## EXERCISE OBJECTIVE:
Below are entries. Pull out all lines containing "this".

## PROVIDED INFORMATION:
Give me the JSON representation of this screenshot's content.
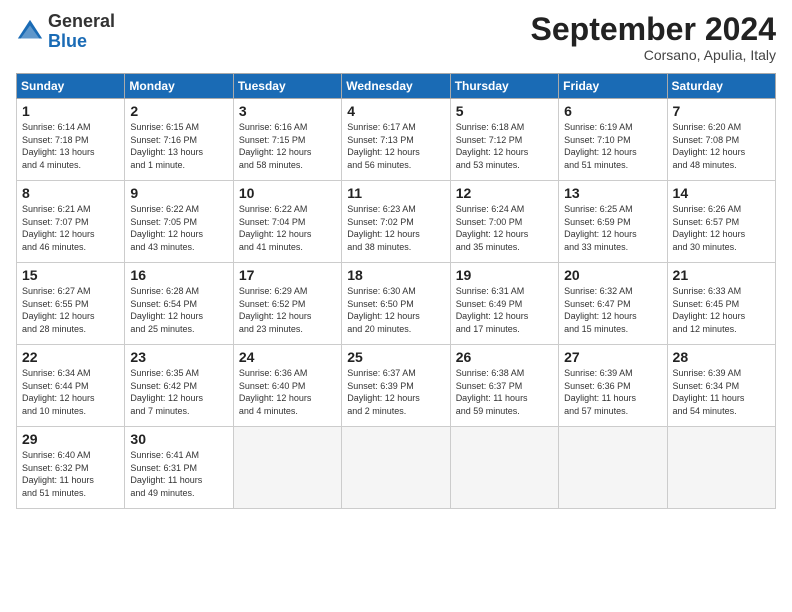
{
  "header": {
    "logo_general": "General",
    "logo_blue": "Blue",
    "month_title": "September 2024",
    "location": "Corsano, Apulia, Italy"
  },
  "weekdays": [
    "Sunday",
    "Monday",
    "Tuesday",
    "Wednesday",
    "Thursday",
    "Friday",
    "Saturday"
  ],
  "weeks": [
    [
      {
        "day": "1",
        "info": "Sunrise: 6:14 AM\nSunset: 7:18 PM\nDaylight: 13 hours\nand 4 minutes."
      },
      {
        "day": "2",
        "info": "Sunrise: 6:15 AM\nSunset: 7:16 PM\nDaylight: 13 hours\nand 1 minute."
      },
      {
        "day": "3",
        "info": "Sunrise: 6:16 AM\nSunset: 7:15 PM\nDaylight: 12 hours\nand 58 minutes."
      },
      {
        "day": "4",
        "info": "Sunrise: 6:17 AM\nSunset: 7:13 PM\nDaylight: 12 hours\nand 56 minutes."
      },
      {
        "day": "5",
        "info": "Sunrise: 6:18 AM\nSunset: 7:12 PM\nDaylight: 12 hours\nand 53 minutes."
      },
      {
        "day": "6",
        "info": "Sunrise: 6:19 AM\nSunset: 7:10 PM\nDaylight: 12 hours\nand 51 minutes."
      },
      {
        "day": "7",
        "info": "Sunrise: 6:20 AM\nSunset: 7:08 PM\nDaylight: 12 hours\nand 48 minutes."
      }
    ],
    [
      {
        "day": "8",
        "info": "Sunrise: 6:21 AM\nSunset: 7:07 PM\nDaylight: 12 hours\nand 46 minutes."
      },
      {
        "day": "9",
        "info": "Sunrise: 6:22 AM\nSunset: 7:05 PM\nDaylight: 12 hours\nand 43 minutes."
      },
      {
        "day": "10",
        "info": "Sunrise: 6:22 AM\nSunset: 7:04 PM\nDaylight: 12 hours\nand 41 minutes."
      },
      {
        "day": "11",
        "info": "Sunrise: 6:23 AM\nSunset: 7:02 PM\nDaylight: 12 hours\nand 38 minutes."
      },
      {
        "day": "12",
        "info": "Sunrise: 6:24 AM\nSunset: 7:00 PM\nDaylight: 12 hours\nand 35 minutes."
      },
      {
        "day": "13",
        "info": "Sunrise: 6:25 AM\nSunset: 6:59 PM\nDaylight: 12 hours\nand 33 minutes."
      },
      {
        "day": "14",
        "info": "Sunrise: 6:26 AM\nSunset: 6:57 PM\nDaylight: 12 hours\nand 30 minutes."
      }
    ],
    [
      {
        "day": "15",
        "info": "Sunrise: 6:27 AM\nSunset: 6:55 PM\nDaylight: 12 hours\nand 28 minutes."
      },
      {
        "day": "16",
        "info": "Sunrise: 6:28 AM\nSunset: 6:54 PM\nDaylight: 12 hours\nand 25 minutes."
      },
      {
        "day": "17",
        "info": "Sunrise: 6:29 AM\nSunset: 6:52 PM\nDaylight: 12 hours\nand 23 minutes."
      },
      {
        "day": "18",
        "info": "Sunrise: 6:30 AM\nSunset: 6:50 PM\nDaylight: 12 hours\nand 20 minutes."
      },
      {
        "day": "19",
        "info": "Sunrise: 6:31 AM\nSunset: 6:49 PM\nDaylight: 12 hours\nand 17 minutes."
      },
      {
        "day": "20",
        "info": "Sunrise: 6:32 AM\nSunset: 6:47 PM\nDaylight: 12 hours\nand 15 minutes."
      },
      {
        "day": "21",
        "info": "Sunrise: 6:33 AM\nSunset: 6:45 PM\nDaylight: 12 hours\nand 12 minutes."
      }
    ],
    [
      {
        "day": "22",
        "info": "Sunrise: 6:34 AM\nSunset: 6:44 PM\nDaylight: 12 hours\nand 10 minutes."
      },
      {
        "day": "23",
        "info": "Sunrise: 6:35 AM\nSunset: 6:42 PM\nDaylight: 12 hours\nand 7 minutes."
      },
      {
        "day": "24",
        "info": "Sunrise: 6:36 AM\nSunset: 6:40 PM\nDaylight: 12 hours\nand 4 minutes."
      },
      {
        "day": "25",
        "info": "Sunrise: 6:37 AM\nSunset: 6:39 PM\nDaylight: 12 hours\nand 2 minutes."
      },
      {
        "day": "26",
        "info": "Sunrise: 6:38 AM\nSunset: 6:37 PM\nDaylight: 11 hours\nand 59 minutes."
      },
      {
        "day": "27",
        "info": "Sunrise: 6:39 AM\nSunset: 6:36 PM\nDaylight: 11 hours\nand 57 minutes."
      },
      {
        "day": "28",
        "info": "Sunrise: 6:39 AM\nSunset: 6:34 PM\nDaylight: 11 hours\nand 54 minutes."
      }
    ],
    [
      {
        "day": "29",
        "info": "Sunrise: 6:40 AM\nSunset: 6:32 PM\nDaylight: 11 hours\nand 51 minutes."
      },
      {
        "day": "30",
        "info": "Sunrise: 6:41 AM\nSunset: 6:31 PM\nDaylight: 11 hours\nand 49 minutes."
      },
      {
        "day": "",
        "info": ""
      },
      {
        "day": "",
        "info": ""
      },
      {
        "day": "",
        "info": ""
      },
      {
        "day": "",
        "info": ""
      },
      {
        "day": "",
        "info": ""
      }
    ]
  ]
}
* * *
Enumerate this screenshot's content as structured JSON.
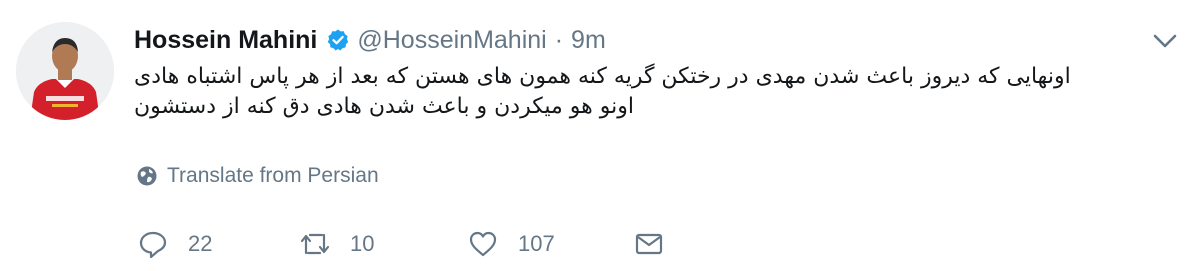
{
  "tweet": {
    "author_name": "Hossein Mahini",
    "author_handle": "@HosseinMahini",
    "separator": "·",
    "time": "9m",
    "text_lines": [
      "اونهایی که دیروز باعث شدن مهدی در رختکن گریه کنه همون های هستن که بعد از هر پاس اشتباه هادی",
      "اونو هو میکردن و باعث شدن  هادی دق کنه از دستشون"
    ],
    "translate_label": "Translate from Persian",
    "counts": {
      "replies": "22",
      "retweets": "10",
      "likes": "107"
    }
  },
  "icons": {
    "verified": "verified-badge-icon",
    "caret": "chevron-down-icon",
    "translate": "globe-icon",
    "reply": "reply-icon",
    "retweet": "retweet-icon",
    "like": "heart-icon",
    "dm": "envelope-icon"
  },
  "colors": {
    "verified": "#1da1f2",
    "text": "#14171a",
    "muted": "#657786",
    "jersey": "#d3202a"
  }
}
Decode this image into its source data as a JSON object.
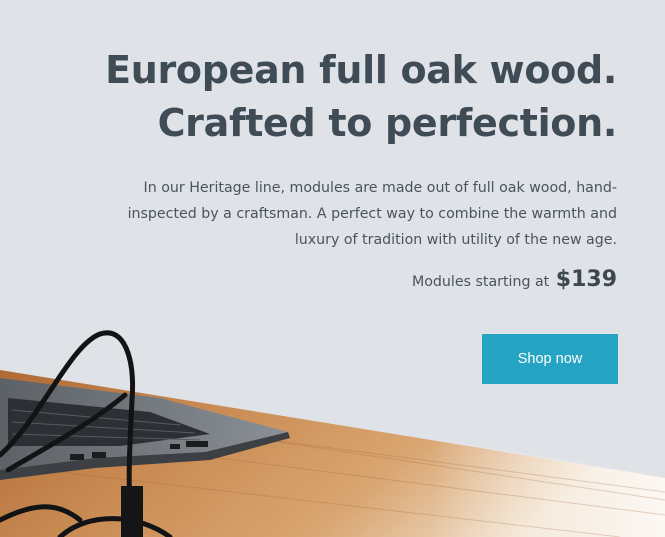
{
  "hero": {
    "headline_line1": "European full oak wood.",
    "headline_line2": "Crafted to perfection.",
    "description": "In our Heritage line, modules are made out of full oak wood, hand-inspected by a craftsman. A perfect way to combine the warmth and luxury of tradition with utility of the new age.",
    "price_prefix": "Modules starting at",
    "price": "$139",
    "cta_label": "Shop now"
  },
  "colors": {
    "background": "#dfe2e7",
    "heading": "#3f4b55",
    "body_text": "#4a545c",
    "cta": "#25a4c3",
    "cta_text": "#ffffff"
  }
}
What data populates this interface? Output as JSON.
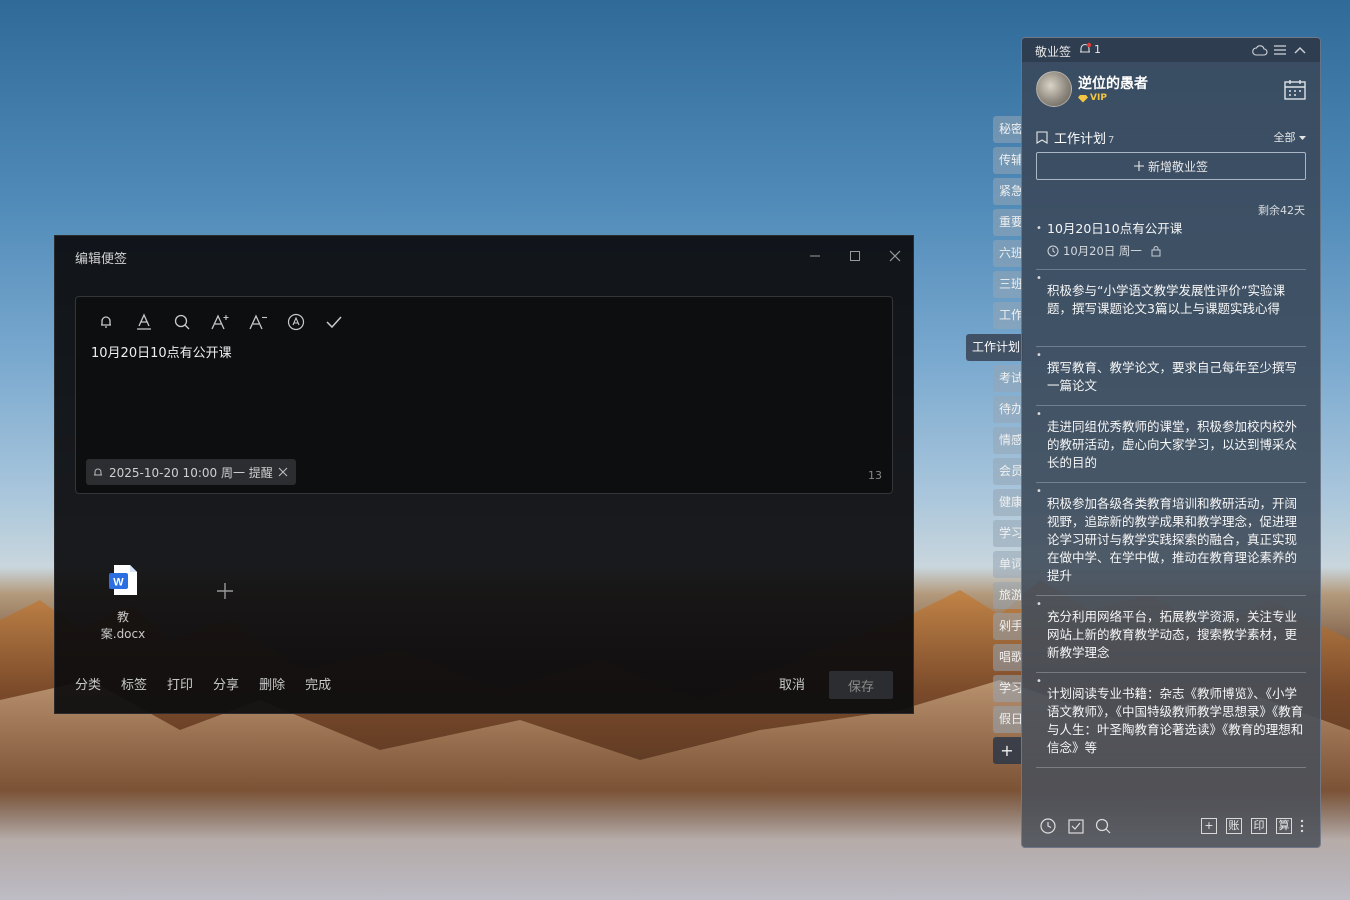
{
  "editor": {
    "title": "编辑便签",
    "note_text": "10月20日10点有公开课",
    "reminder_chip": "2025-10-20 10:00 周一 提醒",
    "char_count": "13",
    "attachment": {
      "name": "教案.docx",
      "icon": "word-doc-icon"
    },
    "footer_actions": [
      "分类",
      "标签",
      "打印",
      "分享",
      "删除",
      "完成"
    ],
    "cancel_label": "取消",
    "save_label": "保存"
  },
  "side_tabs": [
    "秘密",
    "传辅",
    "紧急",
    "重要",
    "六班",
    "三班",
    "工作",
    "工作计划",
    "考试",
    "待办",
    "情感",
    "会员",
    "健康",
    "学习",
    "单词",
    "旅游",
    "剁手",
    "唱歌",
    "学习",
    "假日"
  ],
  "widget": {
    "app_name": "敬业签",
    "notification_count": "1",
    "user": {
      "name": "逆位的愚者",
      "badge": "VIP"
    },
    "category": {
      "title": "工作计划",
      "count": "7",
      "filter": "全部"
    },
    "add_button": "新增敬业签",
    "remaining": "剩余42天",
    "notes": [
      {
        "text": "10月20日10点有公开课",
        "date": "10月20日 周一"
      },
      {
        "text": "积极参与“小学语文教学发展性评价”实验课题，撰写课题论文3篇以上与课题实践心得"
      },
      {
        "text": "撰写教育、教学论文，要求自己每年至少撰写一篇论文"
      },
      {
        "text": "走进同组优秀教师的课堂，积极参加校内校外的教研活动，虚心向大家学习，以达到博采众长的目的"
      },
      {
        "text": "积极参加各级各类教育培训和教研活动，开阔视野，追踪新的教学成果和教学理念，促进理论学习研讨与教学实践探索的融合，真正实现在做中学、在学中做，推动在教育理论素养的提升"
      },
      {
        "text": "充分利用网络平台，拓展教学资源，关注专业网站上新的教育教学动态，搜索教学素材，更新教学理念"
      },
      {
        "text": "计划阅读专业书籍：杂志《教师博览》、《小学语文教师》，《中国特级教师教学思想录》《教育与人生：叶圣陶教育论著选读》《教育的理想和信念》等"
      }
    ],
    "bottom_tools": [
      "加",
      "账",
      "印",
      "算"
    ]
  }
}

## OUTPUT BELOW:
Give me the JSON representation of this screenshot's content.
Enumerate this screenshot's content as structured JSON.
Decode this image into its source data as a JSON object.
What data populates this interface? Output as JSON.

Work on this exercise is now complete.